If you've been following the developments in the ESP32 community, you know that the smallest ESP32 board is the recently-released TinyPICO.  With its petite form factor, this board seemed to me like an obvious choice for indoor MAVs, and I wasn't disappointed.  This wiki shows how I got the Hackhawk flying with the TinyPICO, using my favorite IMU solution and some small additions to my platform-independent C++ flight-control firmware toolkit. 

Future plans for this project include:

  1. Finding (or designing) an IMU that will mount on the TinyPICO without sacrificing two of the GPIO pins to serve as power and ground.
  2. Switching from standard / old-school ESCs to DSHOT600, using C++ code I've already tested on ESP32 boards. (The ESP32's RMT signal module and FreeRTOS kernel make this especially easy.)
  3. Using the TinyPICO's on-board Bluetooth (or wifi) for real-time sensor telemetry, and possibly even control from a mobile device.
E-mail me when people leave their comments –

You need to be a member of diydrones to add comments!

Join diydrones


  • I have gone through most of your videos on this project and observed that the flight stabilization itself is at not at par with the Ardupilot based Pixhawk. However the flight stabilization is at par with APM code of year 2010-2011.

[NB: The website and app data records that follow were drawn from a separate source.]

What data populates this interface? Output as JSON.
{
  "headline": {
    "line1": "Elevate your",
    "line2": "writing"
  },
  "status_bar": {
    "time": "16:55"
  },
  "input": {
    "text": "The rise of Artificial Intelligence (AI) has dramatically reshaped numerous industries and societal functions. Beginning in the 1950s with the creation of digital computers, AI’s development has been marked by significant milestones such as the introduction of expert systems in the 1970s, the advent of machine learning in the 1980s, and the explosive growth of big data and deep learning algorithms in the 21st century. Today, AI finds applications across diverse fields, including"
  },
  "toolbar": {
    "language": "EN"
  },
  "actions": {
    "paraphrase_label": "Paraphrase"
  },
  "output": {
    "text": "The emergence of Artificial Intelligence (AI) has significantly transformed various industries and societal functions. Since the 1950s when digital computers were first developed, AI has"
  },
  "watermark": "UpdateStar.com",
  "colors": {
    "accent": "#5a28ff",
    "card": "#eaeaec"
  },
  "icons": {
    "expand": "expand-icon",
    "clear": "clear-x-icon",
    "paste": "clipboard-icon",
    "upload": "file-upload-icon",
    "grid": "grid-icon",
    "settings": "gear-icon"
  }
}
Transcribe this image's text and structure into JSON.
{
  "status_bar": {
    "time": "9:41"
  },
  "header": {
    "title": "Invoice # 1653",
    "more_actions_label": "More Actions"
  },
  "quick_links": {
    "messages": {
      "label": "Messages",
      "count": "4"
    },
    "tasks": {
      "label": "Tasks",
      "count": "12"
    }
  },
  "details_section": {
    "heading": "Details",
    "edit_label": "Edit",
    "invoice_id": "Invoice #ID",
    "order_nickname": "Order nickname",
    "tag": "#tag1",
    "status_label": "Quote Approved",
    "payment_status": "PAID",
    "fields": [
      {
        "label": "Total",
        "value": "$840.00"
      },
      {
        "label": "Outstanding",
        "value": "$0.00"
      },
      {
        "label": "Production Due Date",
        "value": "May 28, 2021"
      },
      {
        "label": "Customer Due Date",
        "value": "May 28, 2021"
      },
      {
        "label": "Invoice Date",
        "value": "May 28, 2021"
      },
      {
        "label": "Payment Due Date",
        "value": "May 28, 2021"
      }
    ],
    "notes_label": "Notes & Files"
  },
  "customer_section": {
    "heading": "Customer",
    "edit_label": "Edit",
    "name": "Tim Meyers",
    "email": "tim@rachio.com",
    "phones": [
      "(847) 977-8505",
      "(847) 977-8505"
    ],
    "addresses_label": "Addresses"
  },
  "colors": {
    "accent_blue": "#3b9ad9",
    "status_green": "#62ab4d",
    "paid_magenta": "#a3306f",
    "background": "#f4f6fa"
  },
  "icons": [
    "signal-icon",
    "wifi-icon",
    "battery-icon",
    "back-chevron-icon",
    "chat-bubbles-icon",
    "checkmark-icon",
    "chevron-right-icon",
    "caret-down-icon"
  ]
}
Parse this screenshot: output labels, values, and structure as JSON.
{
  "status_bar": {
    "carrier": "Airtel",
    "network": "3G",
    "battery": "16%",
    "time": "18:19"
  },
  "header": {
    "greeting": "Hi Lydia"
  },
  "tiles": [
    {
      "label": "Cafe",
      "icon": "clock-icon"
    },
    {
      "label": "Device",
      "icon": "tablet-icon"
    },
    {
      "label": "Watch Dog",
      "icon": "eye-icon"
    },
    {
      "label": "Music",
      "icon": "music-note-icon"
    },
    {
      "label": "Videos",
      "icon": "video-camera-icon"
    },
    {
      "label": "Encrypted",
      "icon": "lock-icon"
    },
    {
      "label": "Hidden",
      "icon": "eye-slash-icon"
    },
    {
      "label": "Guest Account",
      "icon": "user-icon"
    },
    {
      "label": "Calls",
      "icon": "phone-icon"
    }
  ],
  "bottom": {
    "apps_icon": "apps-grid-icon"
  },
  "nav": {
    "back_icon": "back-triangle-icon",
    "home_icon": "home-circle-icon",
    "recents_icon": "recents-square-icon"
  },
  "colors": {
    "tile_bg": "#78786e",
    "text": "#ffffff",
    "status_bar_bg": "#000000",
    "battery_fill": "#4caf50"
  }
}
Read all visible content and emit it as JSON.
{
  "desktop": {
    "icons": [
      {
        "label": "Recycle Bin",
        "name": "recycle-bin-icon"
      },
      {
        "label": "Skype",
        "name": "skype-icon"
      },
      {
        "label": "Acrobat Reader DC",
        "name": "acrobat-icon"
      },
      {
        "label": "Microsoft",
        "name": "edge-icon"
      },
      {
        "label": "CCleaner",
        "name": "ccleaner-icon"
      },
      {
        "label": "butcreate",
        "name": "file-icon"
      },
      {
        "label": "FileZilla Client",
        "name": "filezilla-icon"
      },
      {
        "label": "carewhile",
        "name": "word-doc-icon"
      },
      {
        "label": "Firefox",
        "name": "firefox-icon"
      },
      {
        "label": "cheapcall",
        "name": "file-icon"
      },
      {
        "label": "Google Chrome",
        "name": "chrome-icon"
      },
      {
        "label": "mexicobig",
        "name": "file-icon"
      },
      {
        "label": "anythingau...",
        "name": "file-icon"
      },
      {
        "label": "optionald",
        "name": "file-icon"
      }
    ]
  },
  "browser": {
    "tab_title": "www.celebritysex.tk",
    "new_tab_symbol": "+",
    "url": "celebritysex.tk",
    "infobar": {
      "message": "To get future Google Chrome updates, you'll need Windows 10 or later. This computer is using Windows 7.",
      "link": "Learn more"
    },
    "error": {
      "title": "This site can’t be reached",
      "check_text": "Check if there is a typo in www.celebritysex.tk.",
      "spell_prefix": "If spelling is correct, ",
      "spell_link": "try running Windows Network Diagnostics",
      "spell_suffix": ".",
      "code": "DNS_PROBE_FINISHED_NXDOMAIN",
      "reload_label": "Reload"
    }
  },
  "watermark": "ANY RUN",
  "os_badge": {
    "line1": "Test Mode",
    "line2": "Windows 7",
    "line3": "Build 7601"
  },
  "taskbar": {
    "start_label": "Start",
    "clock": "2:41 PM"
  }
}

    I appreciate your efforts and your time investment. I think you own a high caliber in programming and should consider to contribute in further developments in the current Ardupilot Code. See, wheel is alredy invented, one should only invent his own wheel only for the learning purpose and not for the world because world.

This reply was deleted.